One of the girls, Rodaba Noori, 15, told the Guardian: “We are so happy I can’t find words for it … We will stay in the United States for about seven days. We will compare the cultures between the US and Afghanistan, and go sightseeing and talk to the people.”

Initially, the teens thought there was a possibility that they wouldn’t be allowed into the country and stated they would watch their robot, which had already been admitted into the U.S., over Skype, according to NPR.

The teens would have been crushed to miss seeing their invention in action, especially as they come from a country that discourages women from taking part in science and math activities.

The manager of the teens, Alireza Mehraban, explained that the girls, who go to three different high schools in Afghanistan, worked extremely hard on their robot, sometimes working six days a week and at all hours of the day.

Mehraban told the Washington Post this monumental occasion will be an important milestone for Afgan women. “It’s a happy moment for our team,” Mehraban said. “We are going from a war-torn country and the purpose is to show the capability of Afghan women. It’s an important step for Afghan women.”

The American government was reportedly concerned that the girls might attempt to stay in the country after their competition and join others who remain to this country illegally.

Ivanka Trump, an outspoken advocate for women’s rights, took to Twitter to welcome the teens to America.

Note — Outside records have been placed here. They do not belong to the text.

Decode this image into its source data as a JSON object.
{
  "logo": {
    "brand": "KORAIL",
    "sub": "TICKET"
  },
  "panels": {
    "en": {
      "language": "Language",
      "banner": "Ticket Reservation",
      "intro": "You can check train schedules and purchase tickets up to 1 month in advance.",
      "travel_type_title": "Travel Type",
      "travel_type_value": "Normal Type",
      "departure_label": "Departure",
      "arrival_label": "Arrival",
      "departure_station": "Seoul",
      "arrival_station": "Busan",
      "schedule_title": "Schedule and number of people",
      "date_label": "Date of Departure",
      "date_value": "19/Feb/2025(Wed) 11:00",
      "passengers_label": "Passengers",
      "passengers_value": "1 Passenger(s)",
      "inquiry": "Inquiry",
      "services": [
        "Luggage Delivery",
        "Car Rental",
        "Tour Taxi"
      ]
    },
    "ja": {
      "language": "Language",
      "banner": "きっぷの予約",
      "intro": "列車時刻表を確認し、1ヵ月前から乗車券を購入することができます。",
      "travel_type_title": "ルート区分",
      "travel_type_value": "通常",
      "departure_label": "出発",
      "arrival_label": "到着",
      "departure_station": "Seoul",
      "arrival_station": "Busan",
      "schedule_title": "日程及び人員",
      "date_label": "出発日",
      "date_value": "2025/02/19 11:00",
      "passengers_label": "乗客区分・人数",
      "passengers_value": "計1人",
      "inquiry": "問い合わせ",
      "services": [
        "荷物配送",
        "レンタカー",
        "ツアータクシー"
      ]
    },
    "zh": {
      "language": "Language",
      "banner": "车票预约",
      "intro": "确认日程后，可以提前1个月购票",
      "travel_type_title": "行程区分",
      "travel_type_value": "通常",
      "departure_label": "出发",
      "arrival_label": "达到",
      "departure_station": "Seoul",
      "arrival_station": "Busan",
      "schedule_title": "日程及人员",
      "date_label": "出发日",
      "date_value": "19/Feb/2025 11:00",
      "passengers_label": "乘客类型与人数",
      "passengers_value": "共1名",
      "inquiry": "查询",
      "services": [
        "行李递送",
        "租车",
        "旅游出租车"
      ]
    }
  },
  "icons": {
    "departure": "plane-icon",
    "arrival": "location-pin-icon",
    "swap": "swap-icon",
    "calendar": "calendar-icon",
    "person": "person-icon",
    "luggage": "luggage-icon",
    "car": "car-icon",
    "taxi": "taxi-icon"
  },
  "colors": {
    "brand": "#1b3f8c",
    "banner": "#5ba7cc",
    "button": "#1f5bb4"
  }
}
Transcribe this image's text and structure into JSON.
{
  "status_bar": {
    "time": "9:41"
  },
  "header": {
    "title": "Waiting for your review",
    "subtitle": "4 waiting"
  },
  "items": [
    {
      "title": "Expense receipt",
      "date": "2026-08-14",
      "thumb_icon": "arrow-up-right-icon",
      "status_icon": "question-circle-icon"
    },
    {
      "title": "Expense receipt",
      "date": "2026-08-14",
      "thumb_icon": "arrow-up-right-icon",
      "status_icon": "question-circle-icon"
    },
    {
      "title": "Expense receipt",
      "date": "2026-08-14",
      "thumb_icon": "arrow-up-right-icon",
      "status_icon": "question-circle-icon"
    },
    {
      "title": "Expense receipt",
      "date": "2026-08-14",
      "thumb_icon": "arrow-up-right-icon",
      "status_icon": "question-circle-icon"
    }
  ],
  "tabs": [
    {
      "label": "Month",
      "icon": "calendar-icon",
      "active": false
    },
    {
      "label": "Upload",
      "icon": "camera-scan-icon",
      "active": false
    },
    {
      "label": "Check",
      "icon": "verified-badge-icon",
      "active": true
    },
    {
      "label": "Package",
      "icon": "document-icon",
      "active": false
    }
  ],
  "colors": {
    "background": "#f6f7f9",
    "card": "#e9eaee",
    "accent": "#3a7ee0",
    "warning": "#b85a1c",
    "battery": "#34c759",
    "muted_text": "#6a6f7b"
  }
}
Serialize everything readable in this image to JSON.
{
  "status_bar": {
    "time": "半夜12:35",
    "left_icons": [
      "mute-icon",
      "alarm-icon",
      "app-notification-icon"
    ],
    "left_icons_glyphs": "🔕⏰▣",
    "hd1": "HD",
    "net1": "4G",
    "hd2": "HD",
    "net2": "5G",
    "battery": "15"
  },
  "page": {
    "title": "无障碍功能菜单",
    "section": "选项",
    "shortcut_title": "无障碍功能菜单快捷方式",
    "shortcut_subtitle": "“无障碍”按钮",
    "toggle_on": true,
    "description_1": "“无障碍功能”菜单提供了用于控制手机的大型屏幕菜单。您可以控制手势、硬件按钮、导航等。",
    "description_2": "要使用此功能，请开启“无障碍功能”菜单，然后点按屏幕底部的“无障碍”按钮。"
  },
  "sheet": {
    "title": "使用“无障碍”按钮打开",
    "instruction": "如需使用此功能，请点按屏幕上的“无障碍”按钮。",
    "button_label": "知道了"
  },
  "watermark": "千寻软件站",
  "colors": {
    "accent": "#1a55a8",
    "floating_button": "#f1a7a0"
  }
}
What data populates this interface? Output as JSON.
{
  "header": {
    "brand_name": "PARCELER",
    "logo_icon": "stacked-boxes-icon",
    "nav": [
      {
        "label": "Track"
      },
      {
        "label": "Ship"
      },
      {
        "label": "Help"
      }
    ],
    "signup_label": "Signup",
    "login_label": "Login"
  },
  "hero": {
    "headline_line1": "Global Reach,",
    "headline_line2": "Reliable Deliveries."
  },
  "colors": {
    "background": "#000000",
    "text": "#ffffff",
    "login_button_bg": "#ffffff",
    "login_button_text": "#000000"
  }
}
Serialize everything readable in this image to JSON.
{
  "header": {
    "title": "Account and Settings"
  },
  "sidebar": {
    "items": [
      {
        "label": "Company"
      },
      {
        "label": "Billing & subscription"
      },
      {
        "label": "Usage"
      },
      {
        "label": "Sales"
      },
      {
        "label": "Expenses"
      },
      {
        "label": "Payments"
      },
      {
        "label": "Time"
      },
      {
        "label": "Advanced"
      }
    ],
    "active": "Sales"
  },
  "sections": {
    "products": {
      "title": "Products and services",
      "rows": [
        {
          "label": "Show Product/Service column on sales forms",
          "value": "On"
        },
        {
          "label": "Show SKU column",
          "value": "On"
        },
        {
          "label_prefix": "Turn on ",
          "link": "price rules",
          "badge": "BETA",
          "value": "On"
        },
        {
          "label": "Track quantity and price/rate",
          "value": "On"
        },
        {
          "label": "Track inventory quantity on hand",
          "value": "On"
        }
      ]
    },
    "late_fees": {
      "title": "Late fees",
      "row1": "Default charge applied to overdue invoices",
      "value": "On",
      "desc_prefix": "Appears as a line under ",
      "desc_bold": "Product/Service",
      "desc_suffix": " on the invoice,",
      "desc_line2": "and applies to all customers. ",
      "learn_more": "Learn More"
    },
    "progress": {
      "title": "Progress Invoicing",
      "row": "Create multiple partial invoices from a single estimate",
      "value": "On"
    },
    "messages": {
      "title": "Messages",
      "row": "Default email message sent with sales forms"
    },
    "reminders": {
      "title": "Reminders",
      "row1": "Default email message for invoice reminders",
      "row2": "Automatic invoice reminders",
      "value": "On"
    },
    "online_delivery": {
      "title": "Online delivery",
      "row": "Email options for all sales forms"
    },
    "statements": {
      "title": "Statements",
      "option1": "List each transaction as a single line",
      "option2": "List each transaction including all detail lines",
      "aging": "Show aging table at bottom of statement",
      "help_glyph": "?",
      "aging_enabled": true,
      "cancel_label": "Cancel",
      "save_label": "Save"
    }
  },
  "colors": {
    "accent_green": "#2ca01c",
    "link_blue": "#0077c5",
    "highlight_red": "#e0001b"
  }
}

Kawsar Roshan, the team leader of the group, told the AP she worked over the fasting month of Ramadan as this was her dream.“Since I was a child, I wanted to show that girls can do anything, also outside the home.” It would appear this is their chance to do just that.